◆ INFORMATION SUPPLIED
····················
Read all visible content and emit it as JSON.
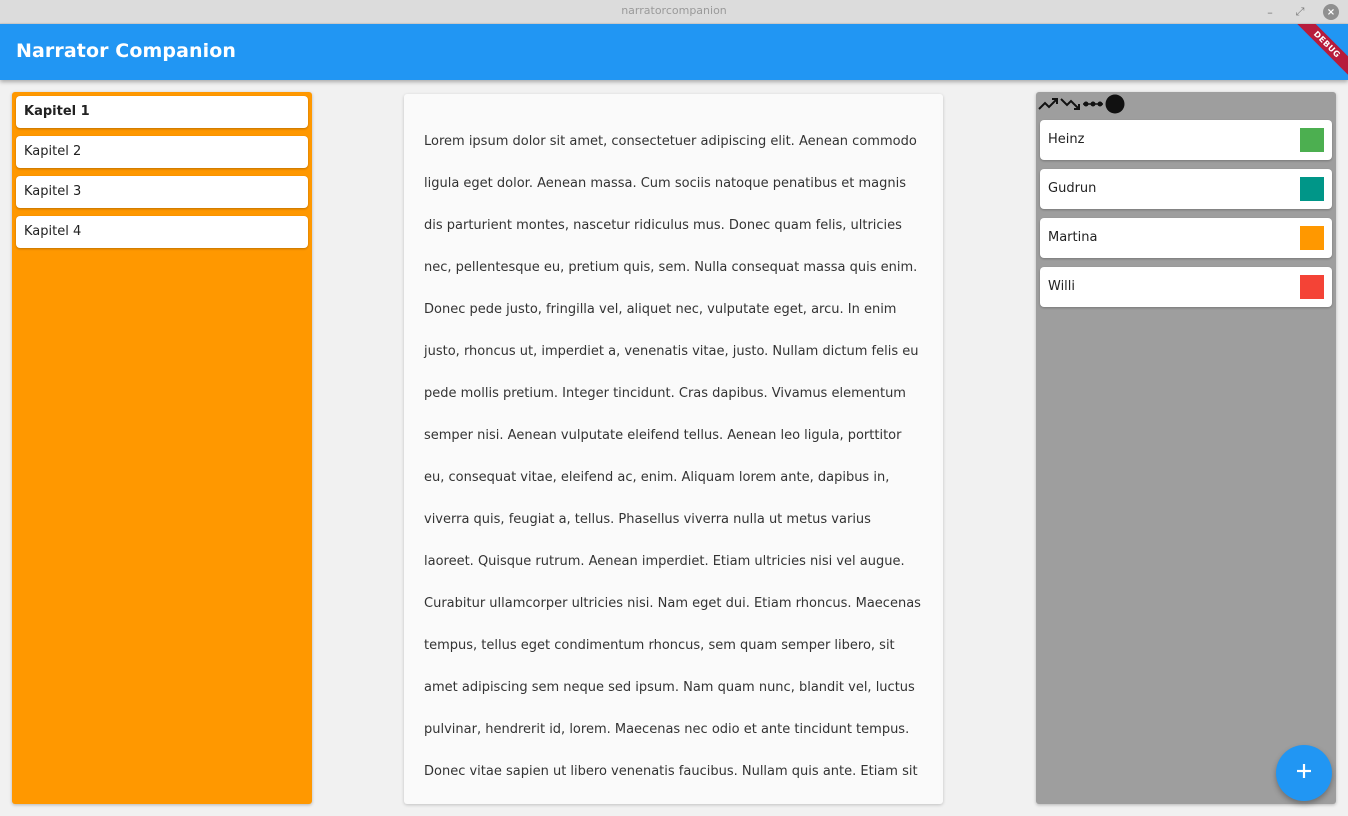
{
  "window": {
    "title": "narratorcompanion",
    "minimize_glyph": "–",
    "maximize_glyph": "⤢",
    "close_glyph": "×"
  },
  "appbar": {
    "title": "Narrator Companion",
    "color": "#2196f3",
    "debug_label": "DEBUG"
  },
  "chapters": {
    "panel_color": "#ff9800",
    "items": [
      {
        "label": "Kapitel 1",
        "active": true
      },
      {
        "label": "Kapitel 2",
        "active": false
      },
      {
        "label": "Kapitel 3",
        "active": false
      },
      {
        "label": "Kapitel 4",
        "active": false
      }
    ]
  },
  "text": {
    "body": "Lorem ipsum dolor sit amet, consectetuer adipiscing elit. Aenean commodo ligula eget dolor. Aenean massa. Cum sociis natoque penatibus et magnis dis parturient montes, nascetur ridiculus mus. Donec quam felis, ultricies nec, pellentesque eu, pretium quis, sem. Nulla consequat massa quis enim. Donec pede justo, fringilla vel, aliquet nec, vulputate eget, arcu. In enim justo, rhoncus ut, imperdiet a, venenatis vitae, justo. Nullam dictum felis eu pede mollis pretium. Integer tincidunt. Cras dapibus. Vivamus elementum semper nisi. Aenean vulputate eleifend tellus. Aenean leo ligula, porttitor eu, consequat vitae, eleifend ac, enim. Aliquam lorem ante, dapibus in, viverra quis, feugiat a, tellus. Phasellus viverra nulla ut metus varius laoreet. Quisque rutrum. Aenean imperdiet. Etiam ultricies nisi vel augue. Curabitur ullamcorper ultricies nisi. Nam eget dui. Etiam rhoncus. Maecenas tempus, tellus eget condimentum rhoncus, sem quam semper libero, sit amet adipiscing sem neque sed ipsum. Nam quam nunc, blandit vel, luctus pulvinar, hendrerit id, lorem. Maecenas nec odio et ante tincidunt tempus. Donec vitae sapien ut libero venenatis faucibus. Nullam quis ante. Etiam sit amet orci eget eros"
  },
  "characters": {
    "panel_color": "#9e9e9e",
    "toolbar": [
      "trend-up-icon",
      "trend-down-icon",
      "dotted-line-icon",
      "circle-icon"
    ],
    "items": [
      {
        "name": "Heinz",
        "color": "#4caf50"
      },
      {
        "name": "Gudrun",
        "color": "#009688"
      },
      {
        "name": "Martina",
        "color": "#ff9800"
      },
      {
        "name": "Willi",
        "color": "#f44336"
      }
    ]
  },
  "fab": {
    "icon": "plus-icon",
    "glyph": "+"
  }
}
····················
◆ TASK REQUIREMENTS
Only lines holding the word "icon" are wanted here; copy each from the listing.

◆ TASK OUTPUT
      "trend-up-icon",
      "trend-down-icon",
      "dotted-line-icon",
      "circle-icon"
    "icon": "plus-icon",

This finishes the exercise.